Argentine physicist moves to untie universal mysteries.
IT'S NOT EVERY PHYSICIST THAT HAS A song written about him--even if it is just a takeoff on that overplayed nightclub favorite, the Macarena. In tribute to their distinguished colleague, some 200 physicists at a string theory convention grabbed their rears and shimmied toward the ground while bellowing "Ehhhh, Maldacena."
It wasn't the kind of tribute that casts a reverent hush over a crowd, but it couldn't have been more fitting for 32-year-old Argentine Juan Maldacena, who--despite the reputation he's carved for himself at a very early age--speaks with the slightly self-conscious air of a just-off-the-plane college freshman.

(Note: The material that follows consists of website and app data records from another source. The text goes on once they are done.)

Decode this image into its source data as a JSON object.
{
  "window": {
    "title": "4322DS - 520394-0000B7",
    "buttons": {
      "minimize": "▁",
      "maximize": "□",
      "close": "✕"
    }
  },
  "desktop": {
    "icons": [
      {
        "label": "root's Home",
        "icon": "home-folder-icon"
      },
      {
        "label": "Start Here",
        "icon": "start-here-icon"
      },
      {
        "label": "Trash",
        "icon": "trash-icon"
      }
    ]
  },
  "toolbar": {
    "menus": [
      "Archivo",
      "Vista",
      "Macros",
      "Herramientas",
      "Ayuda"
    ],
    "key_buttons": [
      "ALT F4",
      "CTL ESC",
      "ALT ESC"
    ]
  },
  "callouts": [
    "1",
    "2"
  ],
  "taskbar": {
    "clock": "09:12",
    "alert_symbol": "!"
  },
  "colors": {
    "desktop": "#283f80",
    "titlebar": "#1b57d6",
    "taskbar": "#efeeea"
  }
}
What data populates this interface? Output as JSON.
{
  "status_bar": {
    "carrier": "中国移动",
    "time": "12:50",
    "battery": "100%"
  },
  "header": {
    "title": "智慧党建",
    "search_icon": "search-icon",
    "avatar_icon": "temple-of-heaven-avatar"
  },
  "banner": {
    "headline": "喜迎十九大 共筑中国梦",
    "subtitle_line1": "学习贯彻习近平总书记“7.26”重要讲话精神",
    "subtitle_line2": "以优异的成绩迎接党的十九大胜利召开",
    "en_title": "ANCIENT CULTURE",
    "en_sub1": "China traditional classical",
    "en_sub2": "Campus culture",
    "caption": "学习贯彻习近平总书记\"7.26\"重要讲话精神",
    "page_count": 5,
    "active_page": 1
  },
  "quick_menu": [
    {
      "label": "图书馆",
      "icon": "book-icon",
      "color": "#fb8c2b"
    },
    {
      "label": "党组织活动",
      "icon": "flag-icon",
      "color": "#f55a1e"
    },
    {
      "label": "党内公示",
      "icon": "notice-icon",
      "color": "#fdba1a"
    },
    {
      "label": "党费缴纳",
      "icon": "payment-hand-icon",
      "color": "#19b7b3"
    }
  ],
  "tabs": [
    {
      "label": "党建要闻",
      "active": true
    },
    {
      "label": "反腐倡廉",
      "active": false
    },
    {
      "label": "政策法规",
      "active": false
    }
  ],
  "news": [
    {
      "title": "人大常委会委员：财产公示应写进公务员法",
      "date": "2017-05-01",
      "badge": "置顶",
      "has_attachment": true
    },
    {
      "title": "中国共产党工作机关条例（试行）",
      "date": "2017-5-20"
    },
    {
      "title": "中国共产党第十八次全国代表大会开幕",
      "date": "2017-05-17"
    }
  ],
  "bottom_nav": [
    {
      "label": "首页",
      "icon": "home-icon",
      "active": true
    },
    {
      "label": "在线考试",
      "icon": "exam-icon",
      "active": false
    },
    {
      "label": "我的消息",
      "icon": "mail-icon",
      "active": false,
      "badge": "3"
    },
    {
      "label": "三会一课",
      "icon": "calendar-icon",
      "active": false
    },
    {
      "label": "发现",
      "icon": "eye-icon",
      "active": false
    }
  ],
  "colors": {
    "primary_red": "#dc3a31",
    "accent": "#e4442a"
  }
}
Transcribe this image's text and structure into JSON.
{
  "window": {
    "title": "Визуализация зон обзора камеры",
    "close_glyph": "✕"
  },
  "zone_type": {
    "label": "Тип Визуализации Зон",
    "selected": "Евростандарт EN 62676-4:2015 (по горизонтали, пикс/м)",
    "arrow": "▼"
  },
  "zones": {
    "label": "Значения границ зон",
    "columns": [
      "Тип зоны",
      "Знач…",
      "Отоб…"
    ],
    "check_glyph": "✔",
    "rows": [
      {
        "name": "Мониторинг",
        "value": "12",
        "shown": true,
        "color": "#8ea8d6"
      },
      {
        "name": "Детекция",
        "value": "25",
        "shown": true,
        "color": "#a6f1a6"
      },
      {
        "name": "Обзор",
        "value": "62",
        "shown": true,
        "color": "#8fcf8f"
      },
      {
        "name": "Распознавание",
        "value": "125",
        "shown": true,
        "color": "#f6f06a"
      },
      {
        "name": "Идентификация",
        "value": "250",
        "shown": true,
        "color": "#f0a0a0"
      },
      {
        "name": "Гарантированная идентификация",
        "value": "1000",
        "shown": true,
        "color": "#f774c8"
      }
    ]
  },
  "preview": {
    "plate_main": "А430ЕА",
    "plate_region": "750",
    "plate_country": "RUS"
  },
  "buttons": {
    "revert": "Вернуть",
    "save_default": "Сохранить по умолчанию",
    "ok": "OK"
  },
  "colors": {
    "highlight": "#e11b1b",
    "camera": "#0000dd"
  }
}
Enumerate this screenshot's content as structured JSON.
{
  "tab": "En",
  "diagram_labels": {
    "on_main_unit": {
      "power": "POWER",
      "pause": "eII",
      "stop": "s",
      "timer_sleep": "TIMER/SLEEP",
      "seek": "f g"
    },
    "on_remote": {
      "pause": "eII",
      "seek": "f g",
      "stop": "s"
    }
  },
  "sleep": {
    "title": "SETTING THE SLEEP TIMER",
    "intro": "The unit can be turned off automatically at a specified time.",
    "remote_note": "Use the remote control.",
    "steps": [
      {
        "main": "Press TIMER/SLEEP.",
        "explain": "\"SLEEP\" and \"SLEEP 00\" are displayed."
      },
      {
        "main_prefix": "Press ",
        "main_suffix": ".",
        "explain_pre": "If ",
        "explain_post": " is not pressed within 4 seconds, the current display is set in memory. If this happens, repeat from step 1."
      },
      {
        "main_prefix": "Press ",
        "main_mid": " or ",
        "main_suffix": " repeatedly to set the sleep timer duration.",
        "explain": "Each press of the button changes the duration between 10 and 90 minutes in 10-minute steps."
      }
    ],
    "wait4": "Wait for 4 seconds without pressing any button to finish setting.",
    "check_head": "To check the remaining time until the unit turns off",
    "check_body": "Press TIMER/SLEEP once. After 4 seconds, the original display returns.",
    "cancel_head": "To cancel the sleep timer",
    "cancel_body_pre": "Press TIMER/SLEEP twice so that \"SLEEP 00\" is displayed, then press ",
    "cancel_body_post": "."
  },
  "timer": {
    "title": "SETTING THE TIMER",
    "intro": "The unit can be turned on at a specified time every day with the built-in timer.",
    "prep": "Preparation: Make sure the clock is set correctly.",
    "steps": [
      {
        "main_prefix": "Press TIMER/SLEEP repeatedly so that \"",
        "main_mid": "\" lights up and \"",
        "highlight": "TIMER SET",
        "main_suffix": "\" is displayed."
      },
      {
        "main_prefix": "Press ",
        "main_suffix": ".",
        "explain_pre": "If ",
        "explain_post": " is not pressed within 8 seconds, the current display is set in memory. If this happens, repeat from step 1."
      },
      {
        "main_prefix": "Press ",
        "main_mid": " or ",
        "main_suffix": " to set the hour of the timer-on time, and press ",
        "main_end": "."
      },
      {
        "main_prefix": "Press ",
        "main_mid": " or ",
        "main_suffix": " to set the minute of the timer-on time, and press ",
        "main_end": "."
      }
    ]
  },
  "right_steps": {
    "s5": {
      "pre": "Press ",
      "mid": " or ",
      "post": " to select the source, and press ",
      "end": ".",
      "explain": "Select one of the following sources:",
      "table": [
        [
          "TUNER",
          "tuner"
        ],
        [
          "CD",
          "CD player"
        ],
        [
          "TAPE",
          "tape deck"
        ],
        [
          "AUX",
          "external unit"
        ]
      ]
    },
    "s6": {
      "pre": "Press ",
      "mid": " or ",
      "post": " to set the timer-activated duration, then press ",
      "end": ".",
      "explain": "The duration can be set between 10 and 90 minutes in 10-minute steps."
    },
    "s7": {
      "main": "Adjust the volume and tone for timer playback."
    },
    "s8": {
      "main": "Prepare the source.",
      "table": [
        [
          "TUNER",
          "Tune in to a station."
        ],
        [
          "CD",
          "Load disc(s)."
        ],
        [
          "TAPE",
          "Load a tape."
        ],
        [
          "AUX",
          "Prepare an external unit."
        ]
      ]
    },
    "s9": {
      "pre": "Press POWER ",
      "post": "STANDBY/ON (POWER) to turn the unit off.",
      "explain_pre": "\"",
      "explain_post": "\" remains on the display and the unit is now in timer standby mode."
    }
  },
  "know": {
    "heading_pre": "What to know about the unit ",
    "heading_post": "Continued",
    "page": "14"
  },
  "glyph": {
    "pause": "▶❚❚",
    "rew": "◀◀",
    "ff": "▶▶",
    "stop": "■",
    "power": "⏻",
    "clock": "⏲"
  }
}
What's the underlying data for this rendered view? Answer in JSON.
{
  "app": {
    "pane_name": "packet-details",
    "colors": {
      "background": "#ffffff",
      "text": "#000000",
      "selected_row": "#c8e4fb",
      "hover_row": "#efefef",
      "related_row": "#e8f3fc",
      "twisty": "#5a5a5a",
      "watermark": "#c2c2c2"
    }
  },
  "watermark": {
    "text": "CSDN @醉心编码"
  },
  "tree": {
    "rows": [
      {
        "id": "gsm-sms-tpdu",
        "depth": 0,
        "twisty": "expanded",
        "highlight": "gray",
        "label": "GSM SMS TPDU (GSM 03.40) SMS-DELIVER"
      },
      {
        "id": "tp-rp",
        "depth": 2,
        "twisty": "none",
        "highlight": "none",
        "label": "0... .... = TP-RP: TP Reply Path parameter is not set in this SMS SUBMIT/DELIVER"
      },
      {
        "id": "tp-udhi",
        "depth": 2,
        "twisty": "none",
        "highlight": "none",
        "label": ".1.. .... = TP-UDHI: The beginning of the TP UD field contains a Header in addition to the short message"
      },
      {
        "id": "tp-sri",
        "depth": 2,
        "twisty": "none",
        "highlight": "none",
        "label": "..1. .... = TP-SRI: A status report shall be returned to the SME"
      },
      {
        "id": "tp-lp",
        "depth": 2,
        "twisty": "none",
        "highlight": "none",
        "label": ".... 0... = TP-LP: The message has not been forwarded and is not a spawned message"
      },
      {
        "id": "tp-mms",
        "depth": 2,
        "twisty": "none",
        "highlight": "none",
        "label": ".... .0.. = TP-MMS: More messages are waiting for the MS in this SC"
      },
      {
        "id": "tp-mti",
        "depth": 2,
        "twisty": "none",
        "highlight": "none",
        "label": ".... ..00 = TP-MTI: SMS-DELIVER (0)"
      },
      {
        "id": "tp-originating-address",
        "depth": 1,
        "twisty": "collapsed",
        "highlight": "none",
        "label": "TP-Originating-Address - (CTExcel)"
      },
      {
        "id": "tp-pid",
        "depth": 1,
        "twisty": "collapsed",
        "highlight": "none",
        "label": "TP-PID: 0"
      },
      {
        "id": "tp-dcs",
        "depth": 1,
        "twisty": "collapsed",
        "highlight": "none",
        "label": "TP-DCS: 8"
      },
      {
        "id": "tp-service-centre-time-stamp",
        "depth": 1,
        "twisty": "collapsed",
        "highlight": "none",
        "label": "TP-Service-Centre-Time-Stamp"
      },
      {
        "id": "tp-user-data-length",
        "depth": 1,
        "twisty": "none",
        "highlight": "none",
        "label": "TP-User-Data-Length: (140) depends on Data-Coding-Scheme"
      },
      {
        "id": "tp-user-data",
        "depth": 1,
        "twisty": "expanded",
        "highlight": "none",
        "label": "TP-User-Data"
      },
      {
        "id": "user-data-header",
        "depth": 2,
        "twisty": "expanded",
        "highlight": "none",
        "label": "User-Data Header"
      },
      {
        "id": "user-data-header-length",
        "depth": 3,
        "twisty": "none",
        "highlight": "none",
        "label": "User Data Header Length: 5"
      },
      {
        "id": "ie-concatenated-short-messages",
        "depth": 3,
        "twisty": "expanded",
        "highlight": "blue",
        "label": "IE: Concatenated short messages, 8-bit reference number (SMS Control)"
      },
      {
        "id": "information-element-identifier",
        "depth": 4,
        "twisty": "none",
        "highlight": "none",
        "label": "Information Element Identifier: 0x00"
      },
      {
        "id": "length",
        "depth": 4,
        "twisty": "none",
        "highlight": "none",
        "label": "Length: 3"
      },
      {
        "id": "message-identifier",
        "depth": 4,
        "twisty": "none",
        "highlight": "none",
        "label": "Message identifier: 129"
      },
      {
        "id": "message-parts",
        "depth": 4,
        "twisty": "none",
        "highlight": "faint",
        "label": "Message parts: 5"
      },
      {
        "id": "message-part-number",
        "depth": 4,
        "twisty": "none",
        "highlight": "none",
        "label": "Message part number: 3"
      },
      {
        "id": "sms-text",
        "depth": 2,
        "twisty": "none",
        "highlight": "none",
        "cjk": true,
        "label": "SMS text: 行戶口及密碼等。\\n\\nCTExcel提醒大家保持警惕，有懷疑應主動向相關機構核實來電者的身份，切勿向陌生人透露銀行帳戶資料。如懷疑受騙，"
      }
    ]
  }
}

"He's unusually modest for someone so brilliant," says physics professor Andrew Strominger, a colleague at Harvard University. "Theoretical physicists are not known for their modesty. When Maldacena started teaching here, he was sometimes mistaken for a grad student."
Maldacena is internationally renowned for contributing to a framework to show that gravity and quantum mechanics--two of the four theories physicists use to explain the universe--are compatible. In some scenarios, the theories aren't consistent. Proponents of so-called string theory have long believed that the theory is the bridge between the two. Maldacena's work analyzing black holes has done much to advance the theory.
Scientists have historically contended that there should be just one law of the universe. Many physicists--including some who've been skeptical of string theory--say Maldacena's discovery could lead to the confirmation of what's known as the Unified Theory. It all depends, of course, on how string theory holds up over time.
The basis of the theory is that all matter is composed of strings. The strings themselves are the smallest possible particles--too small to see with current technology. The strings have a length but no width or height; some theorists believe the strings are closed, like loops, while others believe they have open ends.
"String theory is a theory in construction. It has not been experimentally verified," says Maldacena, who is spending the year as a visiting professor at his alma mater, Princeton University. He came to the United...